Ticket #814 (closed defect: fixed)

Opened 11 years ago

Last modified 10 years ago

Screensaver "Log Out" no longer works reliably

Reported by: jdreed Owned by:
Priority: normal Milestone: Natty Alpha
Component: -- Keywords:
Cc: Fixed in version:
Upstream bug:

Description

This was briefly working for a while, and now no longer works reliably (I waited 10 minutes). Is the Log Out functionality implemented by d-bus signals? Can we listen on d-bus with our own wrapper that catches the signal and sends SIGKILL to all the user's processes?

Change History

comment:1 Changed 11 years ago by mitchb

This sounds really reckless. First, why would you use SIGKILL? That
ensures that no app will exit cleanly and all but guarantees data loss.
Second, if it's not a cluster machine, the user may well have persistent
processes that aren't part of their login session, and killing those
when they get logged out of the console is wrong. You probably want
to be using SIGTERM on the jobs that are part of the relevant session only.
Of course, that's probably what the logout button was supposed to do, so
hacking around it by doing the same thing seems questionable instead
of debugging what's wrong with the existing implementation.

comment:2 Changed 11 years ago by jdreed

My understanding was that we had debugged it and chalked it up to a tokens issue, to write data into AFS (when they get SIGTERM) and can't. If that's no longer true, then that's fine. Also, the next step for a user and/or hotline is to reboot the workstation, which will also guarantee data loss. Finally, we explicitly tell the freshmen that if they leave themselves logged in for more than 20 minutes and vanish, they _will_ lose data. If gnome-screensaver is correctly honoring logout_command these days, then we can certainly do something more forceful that way rather than writing our own thing. Perhaps something which runs gnome-session-save --force-logout, sleeps for 30 seconds, and then if the session is still active, give up pkill all the user's processes.

Debugging is extremely difficult, because it seems to work reliably for short durations, but fails for long ones. And when it is successful, it kills whatever monitoring you have set up.

comment:3 Changed 11 years ago by jdreed

er, that first sentence should read:
... a tokens issue, where apps try to write data...

comment:4 Changed 11 years ago by mitchb

Rebooting the workstation, if done with Ctrl-Alt-Del or with
the soft power button, will try SIGTERM first and do an
orderly shutdown. SIGKILL only happens if your program doesn't
clean itself up in several seconds.

comment:5 Changed 11 years ago by jdreed

OK, having gathered data for about a week, the issue is indeed tokens. Once your tokens have expired, you cannot be logged out, unless you have _nothing_ open in AFS (other than the cwd of a shell).

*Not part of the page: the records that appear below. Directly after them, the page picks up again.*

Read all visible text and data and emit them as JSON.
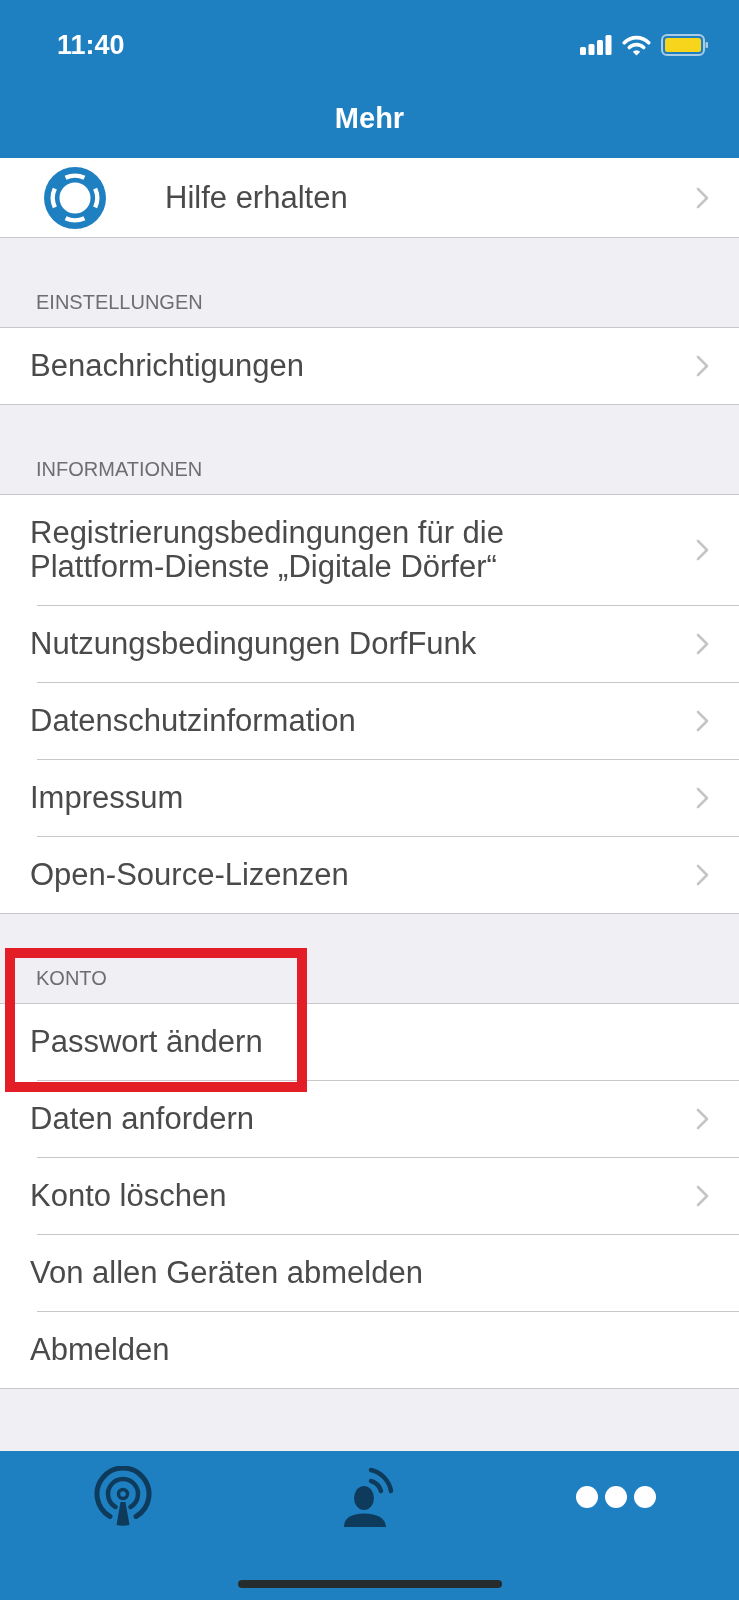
{
  "status_bar": {
    "time": "11:40"
  },
  "nav_bar": {
    "title": "Mehr"
  },
  "help_row": {
    "label": "Hilfe erhalten",
    "chevron": true
  },
  "sections": [
    {
      "title": "EINSTELLUNGEN",
      "highlighted": false,
      "items": [
        {
          "label": "Benachrichtigungen",
          "chevron": true
        }
      ]
    },
    {
      "title": "INFORMATIONEN",
      "highlighted": false,
      "items": [
        {
          "label": "Registrierungsbedingungen für die Plattform-Dienste „Digitale Dörfer“",
          "chevron": true
        },
        {
          "label": "Nutzungsbedingungen DorfFunk",
          "chevron": true
        },
        {
          "label": "Datenschutzinformation",
          "chevron": true
        },
        {
          "label": "Impressum",
          "chevron": true
        },
        {
          "label": "Open-Source-Lizenzen",
          "chevron": true
        }
      ]
    },
    {
      "title": "KONTO",
      "highlighted": true,
      "items": [
        {
          "label": "Passwort ändern",
          "chevron": false
        },
        {
          "label": "Daten anfordern",
          "chevron": true
        },
        {
          "label": "Konto löschen",
          "chevron": true
        },
        {
          "label": "Von allen Geräten abmelden",
          "chevron": false
        },
        {
          "label": "Abmelden",
          "chevron": false
        }
      ]
    }
  ],
  "tab_bar": {
    "tabs": [
      {
        "kind": "broadcast",
        "selected": false
      },
      {
        "kind": "speaker",
        "selected": false
      },
      {
        "kind": "more",
        "selected": true
      }
    ]
  }
}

So, I assert that we replace the gconf key for logout_command with something that checks for tokens, and if it finds them, runs gnome-session-save --force-logout, or if it doesn't, that SIGKILL's gdm or something. Once your tokens have expired, you have, by definition, lost data, so we don't have to be graceful.

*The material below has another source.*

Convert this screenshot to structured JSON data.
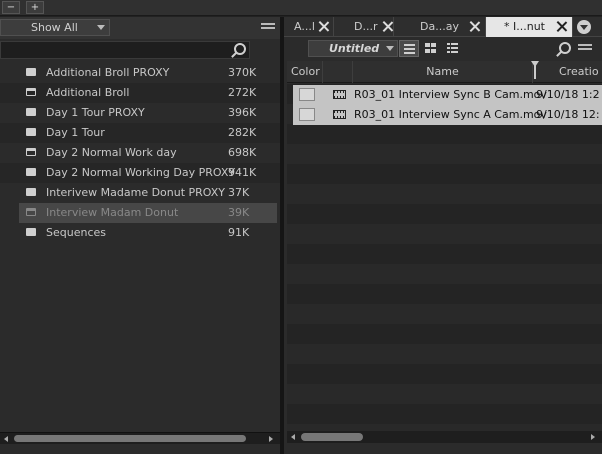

comment:6 Changed 11 years ago by jdreed

Aha! I don't know why I didn't think of this sooner. The problem is tokens, but specifically that GNOME is waiting for input. Here's a good test:

  • Log in
  • Start Ooffice
  • Type some stuff into Writer, save it in your homedir
  • Add some more text to your document, but don't save it.
  • unlog
  • pkill gnome-session

You'll get a dialog like  this one (you get the same dialog with gnome-session-save --force-logout) . I bet that's what's happening on the cluster machines. Can we convince whoever is responsible for that dialog that we don't want it? (Sending SIGKILL to gnome-session does in fact force the logout, regardless).

comment:7 Changed 11 years ago by jdreed

whoever is responsible for that dialog

That would be gnome-session (specifically gsm-inhibit-dialog.c), and no, we don't get to get rid of it without invasive measures. Therefore, I formally propose that we replace logout_command with something that checks for tokens, runs gnome-session-save if it finds them, and runs pkill schroot if it doesn't.

comment:8 Changed 11 years ago by jdreed

  • Status changed from new to committed

comment:9 Changed 11 years ago by jdreed

Potentially bad idea: We could mail the user and tell them they were booted.

comment:10 Changed 11 years ago by jdreed

  • Status changed from committed to development

Upload to to dev. It works, but tends to end up rebooting the machine (which reactivate will do if things are hanging around) I _think_ this is an improvement...

comment:11 Changed 10 years ago by jdreed

  • Status changed from development to proposed

comment:12 Changed 10 years ago by jdreed

  • Status changed from proposed to closed
  • Resolution set to fixed
Note: See TracTickets for help on using tickets.